PITTSBURGH — “It was a lot better Sunday than last week.”
That’s the way Pitt head Pat Narduzzi started out his Week 4 press conference on Monday as the Panthers close the book on their 24-19 victory over Georgia Tech and look ahead to their first road trip of 2018 in a visit to North Carolina.
It was certainly a far more positive briefing than the one seven days previous, when the Panthers were licking their wounds from a 51-6 beating at the hands of Penn State.
But it was also tempered by the fact that as the Panthers go forward, their win over the Yellow Jackets means little. That’s not to diminish their accomplishments. Narduzzi said they looked that the last 39 games Georgia Tech has played and the only defensive performances that bested the Panthers’ belonged to Clemson and Georgia.
But that was against one offense. The North Carolina offense it looks a lot more like the Penn State unit that gave the Panthers so much trouble the previous week.
“They do a lot of things with motion and shifting,” Narduzzi said. “It’s more like the Penn State offense, it really is.”
2ND HALF ‘WOES’
Pitt has scored 60 points in three games this season, and a grand total of three of them have come in the second half. That’s not going to be good enough as the Panthers move forward, and Narduzzi addressed that head-on Monday.
“You look at why,” he said. “Is it a lack of focus? What is it in the second half? Why are we not as detailed?”
As an answer, Narduzzi didn’t offer much, citing four critical penalties and Kenny Pickett’s lone interception as mistakes the Panthers made that held them back from really taking the game over.
“We’ve got to be sharper on third down, period.” he said. “We’ve got to execute better on third down.”
FIVE WAYS TO LOSE TO CAROLINA
Pitt has played North Carolina five times since the Panthers joined the ACC in 2013. In those games, they’re 0-5.
But there hasn’t been any kind of thread or link to connect the games.
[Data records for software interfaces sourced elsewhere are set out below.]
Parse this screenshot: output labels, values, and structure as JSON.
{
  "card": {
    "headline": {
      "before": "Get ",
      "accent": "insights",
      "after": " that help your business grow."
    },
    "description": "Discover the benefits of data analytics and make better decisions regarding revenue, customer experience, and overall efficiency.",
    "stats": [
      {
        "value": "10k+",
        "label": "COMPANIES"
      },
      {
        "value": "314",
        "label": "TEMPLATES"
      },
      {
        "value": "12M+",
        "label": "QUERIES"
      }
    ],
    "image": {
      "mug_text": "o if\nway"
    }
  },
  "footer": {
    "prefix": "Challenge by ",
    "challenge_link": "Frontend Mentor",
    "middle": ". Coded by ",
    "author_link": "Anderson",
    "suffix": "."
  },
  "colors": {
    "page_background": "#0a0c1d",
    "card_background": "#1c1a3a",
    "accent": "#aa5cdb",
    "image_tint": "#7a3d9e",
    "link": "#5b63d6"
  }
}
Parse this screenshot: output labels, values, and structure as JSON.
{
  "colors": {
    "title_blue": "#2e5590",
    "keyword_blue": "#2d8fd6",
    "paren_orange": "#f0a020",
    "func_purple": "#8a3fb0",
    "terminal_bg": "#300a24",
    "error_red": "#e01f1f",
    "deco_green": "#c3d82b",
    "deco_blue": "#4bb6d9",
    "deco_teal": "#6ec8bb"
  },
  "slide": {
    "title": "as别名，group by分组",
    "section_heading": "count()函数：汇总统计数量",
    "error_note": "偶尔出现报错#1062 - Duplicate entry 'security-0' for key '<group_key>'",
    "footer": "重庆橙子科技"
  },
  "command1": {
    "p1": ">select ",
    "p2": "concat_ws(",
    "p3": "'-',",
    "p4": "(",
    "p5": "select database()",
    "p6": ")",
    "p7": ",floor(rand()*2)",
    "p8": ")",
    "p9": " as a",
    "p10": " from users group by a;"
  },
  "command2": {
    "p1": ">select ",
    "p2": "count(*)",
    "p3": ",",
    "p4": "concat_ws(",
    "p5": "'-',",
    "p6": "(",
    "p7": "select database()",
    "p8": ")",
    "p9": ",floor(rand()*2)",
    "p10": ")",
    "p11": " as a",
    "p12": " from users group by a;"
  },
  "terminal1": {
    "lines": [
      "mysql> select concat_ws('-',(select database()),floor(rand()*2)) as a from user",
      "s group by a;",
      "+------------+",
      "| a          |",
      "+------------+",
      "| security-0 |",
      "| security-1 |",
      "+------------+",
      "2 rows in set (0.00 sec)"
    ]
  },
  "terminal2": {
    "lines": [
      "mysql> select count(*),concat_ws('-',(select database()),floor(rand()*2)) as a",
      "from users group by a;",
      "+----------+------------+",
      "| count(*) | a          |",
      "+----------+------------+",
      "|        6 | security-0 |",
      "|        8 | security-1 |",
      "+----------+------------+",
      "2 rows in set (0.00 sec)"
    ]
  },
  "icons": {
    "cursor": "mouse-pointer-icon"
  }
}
In fact, the Panthers have lost in just about every way it’s possible to lose in their games with the Tar Heels.
In 2013, Ryan Switzer returned to two punts for touchdowns, including one with four minutes left as the Panthers lost by a touchdown.
In 2014, Pitt’s defense couldn’t hold a late lead, including a chance to stop Marquise Williams on a 4th down with 1:26 remaining. Pitt couldn’t stop Williams all day, as he passed for 276 yards and a touchdown and ran for 122 yards and three scores.
The next year, it was a first-half letdown at home as the Panthers came out flat on both sides of the ball and conceded a 21-3 deficit. In 2016, it was the fourth quarter that plagued the Panthers, as Bug Howard caught two Mitch Trubisky touchdown passes in the final five minutes, including one with 2 seconds left, to win that game.
Last year, it was wide receiver Anthony Ratliff-Williams with a kickoff return, a touchdown pass on a trick play and a touchdown reception that sunk the Panthers in another one-score game.
Perhaps it’s the lack of a connecting thread through those losses or a general distaste for re-hashing the past, but Narduzzi rebuffed any suggestion that the Panthers’ lack of historical success will have an impact this Saturday.
“The past doesn’t really matter,” he said. “This football team is different than the last and the last and the last. We’ve got a great challenge going down there to play in Chapel Hill. We’ve got to be ready.”
UNEXPECTED OFF WEEK
The Tar Heels come into the game with a 1-1 record, having had their game against UCF last Saturday canceled due to weather and travel concerns surrounding Hurricane Florence. That means they’ll have had an extra week to prepare for the Panthers.
“It obviously gave them a week of rest, and our thoughts and prayers are with everybody down in North Carolina, dealing with that hurricane, and how devastating that’s been to the people down there,” Narduzzi said. “I don’t think that’s easy on anybody. Those kids and families have to deal with that. And I don’t know who’s been affected by that personally. So those are all things I don’t know.
“But they had a week off. They’ll be fresher, I know nobody got hurt this weekend, I can tell you that, nobody is banged up, and they’ve had two weeks to prepare for us. I think it’s an advantage for them.”
Q ON D
Quintin Wirginis is quietly putting together a big season as Pitt’s middle linebacker. He’s tied for fourth in the conference in solo tackles and tied for fifth in tackles for a loss. He also has two sacks. It’s easy to forget that the fifth-year senior is starting for the first time in his career, and he’s made his impact felt, despite missing all of 2017 with a suspension and an injury.
“We knew he was a really good backup that we weren’t afraid to put into the game,” Narduzzi said. “He was a guy that helped us a lot on third downs. … That’s why we grow up with age.”